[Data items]
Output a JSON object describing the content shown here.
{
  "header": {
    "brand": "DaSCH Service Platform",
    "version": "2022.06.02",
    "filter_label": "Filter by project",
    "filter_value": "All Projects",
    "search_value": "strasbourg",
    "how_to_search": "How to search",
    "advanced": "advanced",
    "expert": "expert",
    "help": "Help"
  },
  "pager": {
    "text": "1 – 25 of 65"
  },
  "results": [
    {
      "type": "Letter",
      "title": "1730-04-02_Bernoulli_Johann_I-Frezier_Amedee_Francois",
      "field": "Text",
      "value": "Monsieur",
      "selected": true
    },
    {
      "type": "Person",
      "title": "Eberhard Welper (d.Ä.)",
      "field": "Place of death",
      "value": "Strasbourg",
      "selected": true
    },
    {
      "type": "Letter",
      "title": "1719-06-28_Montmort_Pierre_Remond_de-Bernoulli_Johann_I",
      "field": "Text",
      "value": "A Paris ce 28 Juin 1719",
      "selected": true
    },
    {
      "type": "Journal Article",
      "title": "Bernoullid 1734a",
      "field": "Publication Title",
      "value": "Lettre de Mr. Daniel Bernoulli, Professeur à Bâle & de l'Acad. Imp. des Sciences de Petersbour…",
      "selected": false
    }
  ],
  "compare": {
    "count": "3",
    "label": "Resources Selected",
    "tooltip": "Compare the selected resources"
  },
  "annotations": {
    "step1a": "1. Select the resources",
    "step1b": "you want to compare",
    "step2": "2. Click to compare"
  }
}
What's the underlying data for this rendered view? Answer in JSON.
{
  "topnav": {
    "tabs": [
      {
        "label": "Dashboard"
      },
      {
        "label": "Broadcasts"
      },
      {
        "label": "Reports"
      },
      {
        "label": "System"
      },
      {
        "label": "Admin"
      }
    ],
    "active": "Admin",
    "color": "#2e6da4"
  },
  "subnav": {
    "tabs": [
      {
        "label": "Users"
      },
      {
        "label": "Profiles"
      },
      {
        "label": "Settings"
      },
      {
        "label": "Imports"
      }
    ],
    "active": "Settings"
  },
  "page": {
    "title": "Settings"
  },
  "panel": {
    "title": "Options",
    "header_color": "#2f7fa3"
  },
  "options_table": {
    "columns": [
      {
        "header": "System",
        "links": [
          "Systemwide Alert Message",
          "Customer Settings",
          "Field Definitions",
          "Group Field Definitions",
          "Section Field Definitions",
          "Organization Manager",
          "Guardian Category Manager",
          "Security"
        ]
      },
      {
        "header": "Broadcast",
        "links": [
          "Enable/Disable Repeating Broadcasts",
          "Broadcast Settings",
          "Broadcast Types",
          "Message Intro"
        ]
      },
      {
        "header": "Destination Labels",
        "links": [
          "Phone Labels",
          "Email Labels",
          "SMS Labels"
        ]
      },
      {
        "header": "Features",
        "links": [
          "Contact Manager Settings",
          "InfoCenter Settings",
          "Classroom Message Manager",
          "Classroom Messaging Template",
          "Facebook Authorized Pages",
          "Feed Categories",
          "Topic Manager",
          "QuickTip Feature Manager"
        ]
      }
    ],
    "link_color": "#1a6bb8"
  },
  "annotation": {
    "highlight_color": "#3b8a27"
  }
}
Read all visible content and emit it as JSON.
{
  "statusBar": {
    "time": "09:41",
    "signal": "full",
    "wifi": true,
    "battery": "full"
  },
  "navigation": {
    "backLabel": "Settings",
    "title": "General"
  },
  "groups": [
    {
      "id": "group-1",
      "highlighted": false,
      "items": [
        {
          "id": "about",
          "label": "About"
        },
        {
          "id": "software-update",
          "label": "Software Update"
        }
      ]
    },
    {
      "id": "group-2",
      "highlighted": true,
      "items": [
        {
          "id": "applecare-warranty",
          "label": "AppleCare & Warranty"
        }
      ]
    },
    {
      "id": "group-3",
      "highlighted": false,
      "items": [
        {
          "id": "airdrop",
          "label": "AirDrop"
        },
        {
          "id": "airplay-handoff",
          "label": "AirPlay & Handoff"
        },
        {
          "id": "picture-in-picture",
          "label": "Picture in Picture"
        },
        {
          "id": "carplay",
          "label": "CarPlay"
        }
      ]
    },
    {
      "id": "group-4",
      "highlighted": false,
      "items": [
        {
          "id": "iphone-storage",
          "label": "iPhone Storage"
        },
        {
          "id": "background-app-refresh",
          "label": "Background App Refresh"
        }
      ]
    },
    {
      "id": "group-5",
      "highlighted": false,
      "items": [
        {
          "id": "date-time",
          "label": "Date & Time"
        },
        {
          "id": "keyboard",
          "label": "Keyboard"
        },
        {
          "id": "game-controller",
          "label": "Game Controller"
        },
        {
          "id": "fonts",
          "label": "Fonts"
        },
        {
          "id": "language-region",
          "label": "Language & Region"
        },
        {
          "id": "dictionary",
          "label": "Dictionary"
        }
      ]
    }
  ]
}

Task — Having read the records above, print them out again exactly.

Written response —
Output a JSON object describing the content shown here.
{
  "header": {
    "brand": "DaSCH Service Platform",
    "version": "2022.06.02",
    "filter_label": "Filter by project",
    "filter_value": "All Projects",
    "search_value": "strasbourg",
    "how_to_search": "How to search",
    "advanced": "advanced",
    "expert": "expert",
    "help": "Help"
  },
  "pager": {
    "text": "1 – 25 of 65"
  },
  "results": [
    {
      "type": "Letter",
      "title": "1730-04-02_Bernoulli_Johann_I-Frezier_Amedee_Francois",
      "field": "Text",
      "value": "Monsieur",
      "selected": true
    },
    {
      "type": "Person",
      "title": "Eberhard Welper (d.Ä.)",
      "field": "Place of death",
      "value": "Strasbourg",
      "selected": true
    },
    {
      "type": "Letter",
      "title": "1719-06-28_Montmort_Pierre_Remond_de-Bernoulli_Johann_I",
      "field": "Text",
      "value": "A Paris ce 28 Juin 1719",
      "selected": true
    },
    {
      "type": "Journal Article",
      "title": "Bernoullid 1734a",
      "field": "Publication Title",
      "value": "Lettre de Mr. Daniel Bernoulli, Professeur à Bâle & de l'Acad. Imp. des Sciences de Petersbour…",
      "selected": false
    }
  ],
  "compare": {
    "count": "3",
    "label": "Resources Selected",
    "tooltip": "Compare the selected resources"
  },
  "annotations": {
    "step1a": "1. Select the resources",
    "step1b": "you want to compare",
    "step2": "2. Click to compare"
  }
}
What's the underlying data for this rendered view? Answer in JSON.
{
  "topnav": {
    "tabs": [
      {
        "label": "Dashboard"
      },
      {
        "label": "Broadcasts"
      },
      {
        "label": "Reports"
      },
      {
        "label": "System"
      },
      {
        "label": "Admin"
      }
    ],
    "active": "Admin",
    "color": "#2e6da4"
  },
  "subnav": {
    "tabs": [
      {
        "label": "Users"
      },
      {
        "label": "Profiles"
      },
      {
        "label": "Settings"
      },
      {
        "label": "Imports"
      }
    ],
    "active": "Settings"
  },
  "page": {
    "title": "Settings"
  },
  "panel": {
    "title": "Options",
    "header_color": "#2f7fa3"
  },
  "options_table": {
    "columns": [
      {
        "header": "System",
        "links": [
          "Systemwide Alert Message",
          "Customer Settings",
          "Field Definitions",
          "Group Field Definitions",
          "Section Field Definitions",
          "Organization Manager",
          "Guardian Category Manager",
          "Security"
        ]
      },
      {
        "header": "Broadcast",
        "links": [
          "Enable/Disable Repeating Broadcasts",
          "Broadcast Settings",
          "Broadcast Types",
          "Message Intro"
        ]
      },
      {
        "header": "Destination Labels",
        "links": [
          "Phone Labels",
          "Email Labels",
          "SMS Labels"
        ]
      },
      {
        "header": "Features",
        "links": [
          "Contact Manager Settings",
          "InfoCenter Settings",
          "Classroom Message Manager",
          "Classroom Messaging Template",
          "Facebook Authorized Pages",
          "Feed Categories",
          "Topic Manager",
          "QuickTip Feature Manager"
        ]
      }
    ],
    "link_color": "#1a6bb8"
  },
  "annotation": {
    "highlight_color": "#3b8a27"
  }
}
Read all visible content and emit it as JSON.
{
  "statusBar": {
    "time": "09:41",
    "signal": "full",
    "wifi": true,
    "battery": "full"
  },
  "navigation": {
    "backLabel": "Settings",
    "title": "General"
  },
  "groups": [
    {
      "id": "group-1",
      "highlighted": false,
      "items": [
        {
          "id": "about",
          "label": "About"
        },
        {
          "id": "software-update",
          "label": "Software Update"
        }
      ]
    },
    {
      "id": "group-2",
      "highlighted": true,
      "items": [
        {
          "id": "applecare-warranty",
          "label": "AppleCare & Warranty"
        }
      ]
    },
    {
      "id": "group-3",
      "highlighted": false,
      "items": [
        {
          "id": "airdrop",
          "label": "AirDrop"
        },
        {
          "id": "airplay-handoff",
          "label": "AirPlay & Handoff"
        },
        {
          "id": "picture-in-picture",
          "label": "Picture in Picture"
        },
        {
          "id": "carplay",
          "label": "CarPlay"
        }
      ]
    },
    {
      "id": "group-4",
      "highlighted": false,
      "items": [
        {
          "id": "iphone-storage",
          "label": "iPhone Storage"
        },
        {
          "id": "background-app-refresh",
          "label": "Background App Refresh"
        }
      ]
    },
    {
      "id": "group-5",
      "highlighted": false,
      "items": [
        {
          "id": "date-time",
          "label": "Date & Time"
        },
        {
          "id": "keyboard",
          "label": "Keyboard"
        },
        {
          "id": "game-controller",
          "label": "Game Controller"
        },
        {
          "id": "fonts",
          "label": "Fonts"
        },
        {
          "id": "language-region",
          "label": "Language & Region"
        },
        {
          "id": "dictionary",
          "label": "Dictionary"
        }
      ]
    }
  ]
}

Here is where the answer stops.